Comment on this article using your Disqus, Facebook, Google or Twitter login.

.


Related Links
Mars Reconnaissance Orbiter
Mars News and Information at MarsDaily.com
Lunar Dreams and more






Share this article via these popular social media networks
del.icio.usdel.icio.us DiggDigg RedditReddit GoogleGoogle

Previous Report
MARSDAILY
Small Troughs Growing on Mars May Become 'Spiders'
Pasadena CA (JPL) Dec 22, 2016
Erosion-carved troughs that grow and branch during multiple Martian years may be infant versions of larger features known as Martian "spiders," which are radially patterned channels found only in the south polar region of Mars. Researchers using NASA's Mars Reconnaissance Orbiter (MRO) report the first detection of cumulative growth, from one Martian spring to another, of channels resultin ... read more


MARSDAILY
China plans probes to far side, poles of Moon

Lunar sonic booms

India Inc joins hands to bid for moon mission

TeamIndus signs contract with ISRO for lunar mission

MARSDAILY
China Plans to Launch 1st Mars Probe by 2020 - State Council Information Office

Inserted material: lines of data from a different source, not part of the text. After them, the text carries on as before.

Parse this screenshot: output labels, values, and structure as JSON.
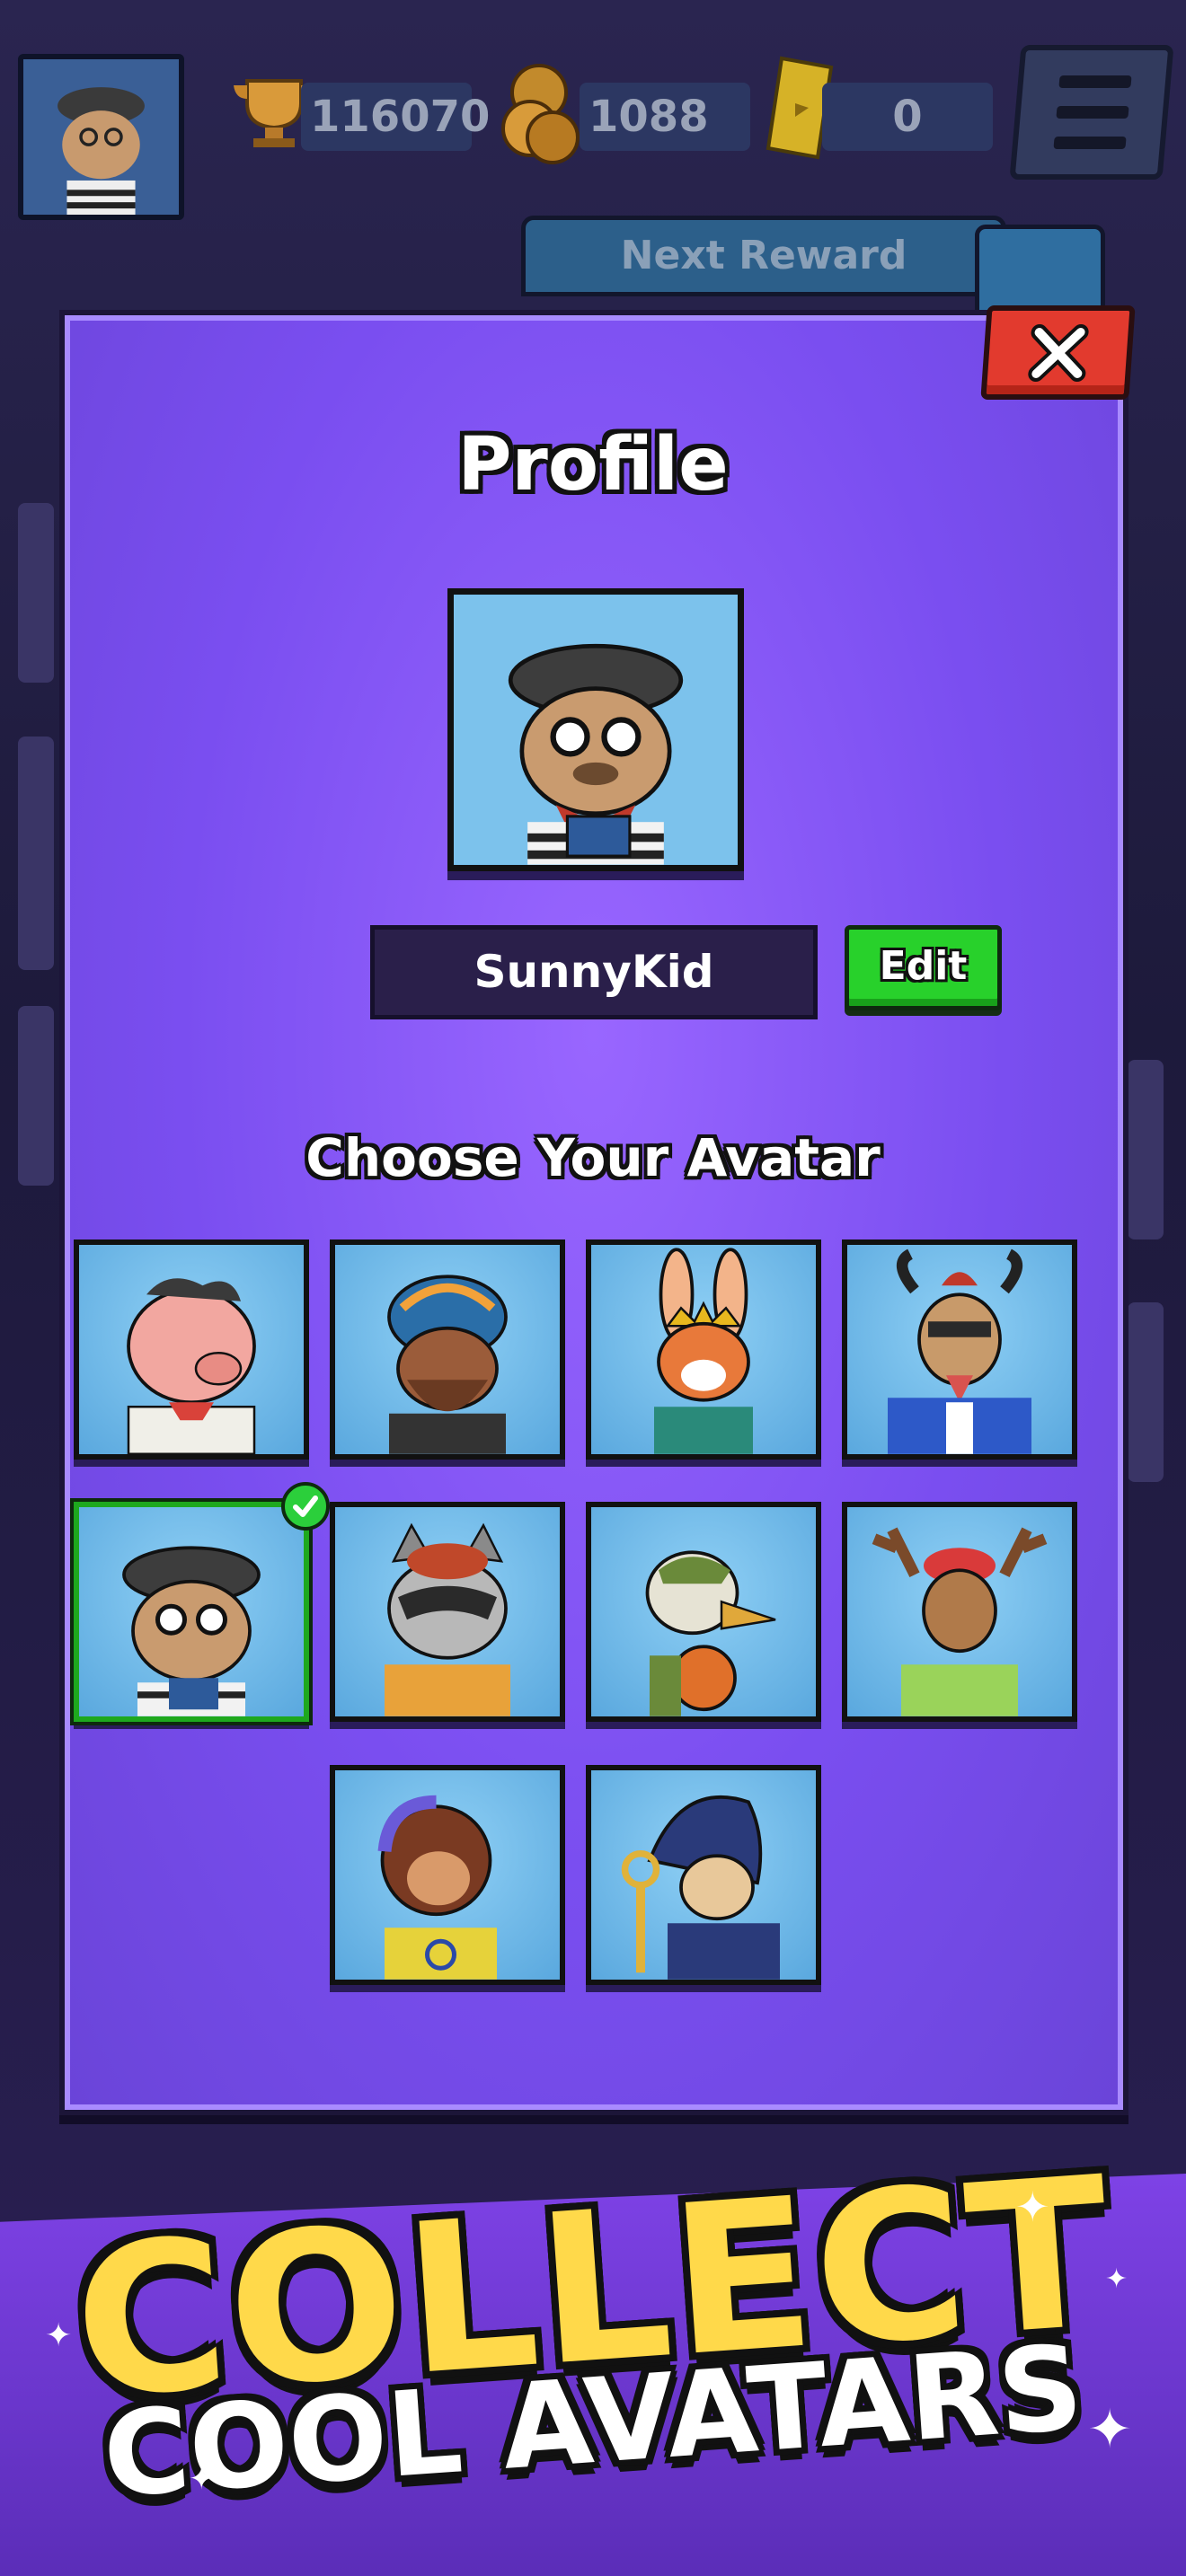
{
  "hud": {
    "trophies": "116070",
    "coins": "1088",
    "tickets": "0",
    "next_reward_label": "Next Reward"
  },
  "dialog": {
    "title": "Profile",
    "player_name": "SunnyKid",
    "edit_label": "Edit",
    "avatar_section_title": "Choose Your Avatar"
  },
  "avatars": [
    {
      "name": "pig",
      "icon": "pig-avatar-icon",
      "selected": false
    },
    {
      "name": "beaver-biker",
      "icon": "beaver-avatar-icon",
      "selected": false
    },
    {
      "name": "bunny-king",
      "icon": "bunny-avatar-icon",
      "selected": false
    },
    {
      "name": "goat-cool",
      "icon": "goat-avatar-icon",
      "selected": false
    },
    {
      "name": "bulldog",
      "icon": "bulldog-avatar-icon",
      "selected": true
    },
    {
      "name": "raccoon",
      "icon": "raccoon-avatar-icon",
      "selected": false
    },
    {
      "name": "duck",
      "icon": "duck-avatar-icon",
      "selected": false
    },
    {
      "name": "deer",
      "icon": "deer-avatar-icon",
      "selected": false
    },
    {
      "name": "monkey",
      "icon": "monkey-avatar-icon",
      "selected": false
    },
    {
      "name": "cat-wizard",
      "icon": "cat-avatar-icon",
      "selected": false
    }
  ],
  "banner": {
    "line1": "COLLECT",
    "line2": "COOL AVATARS"
  },
  "colors": {
    "dialog_purple": "#7a4ef0",
    "close_red": "#e23a2e",
    "edit_green": "#28d12b",
    "banner_yellow": "#ffd94a"
  }
}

China to expand int'l cooperation on space sciences

China sees rapid development of space science and technology

China Space Plan to Develop "Strength and Size"

MARSDAILY
Station crew get special delivery from Virginia

Orbital cargo ship arrives at space station

New Instrument on ISS to Study Ultra-Cold Quantum Gases

Two Russians, one American blast off to ISS

MARSDAILY
Exploring Pluto and the Wild Back Yonder

Juno Captures Jupiter 'Pearl'

Juno Mission Prepares for December 11 Jupiter Flyby

Research Offers Clues About the Timing of Jupiter's Formation

MARSDAILY
NASA image showcases Saturn's sun-soaked north pole

Cassini offers a crash course in ring world orbital mechanics

Saturn's bulging core implies moons younger than thought

Cassini Makes First Ring-Grazing Plunge

MARSDAILY
China launches TanSat to study atmospheric carbon dioxide processes

There's a jet stream in our core

Switzerland sees driest December in 150 years

Lockheed Martin Completes Assembly of NOAA's GOES-S Weather Satellite

MARSDAILY
Space station battery replacements to begin New Year's Eve

Launch of Russia's new progress spacecraft set for February 2

Tech show looks beyond 'smart,' to new 'realities'

'Passengers' and the real-life science of deep space travel

MARSDAILY
The blob can learn and teach

Searching a sea of 'noise' to find exoplanets - using only data as a guide

Microlensing Study Suggests Most Common Outer Planets Likely Neptune-mass

Exciting new creatures discovered on ocean floor




Memory Foam Mattress Review
Newsletters :: SpaceDaily :: SpaceWar :: TerraDaily :: Energy Daily
XML Feeds :: Space News :: Earth News :: War News :: Solar Energy News








The content herein, unless otherwise known to be public domain, are Copyright 1995-2017 - Space Media Network. All websites are published in Australia and are solely subject to Australian law and governed by Fair Use principals for news reporting and research purposes. AFP, UPI and IANS news wire stories are copyright Agence France-Presse, United Press International and Indo-Asia News Service. ESA news reports are copyright European Space Agency. All NASA sourced material is public domain. Additional copyrights may apply in whole or part to other bona fide parties. Advertising does not imply endorsement, agreement or approval of any opinions, statements or information provided by Space Media Network on any Web page published or hosted by Space Media Network. Privacy Statement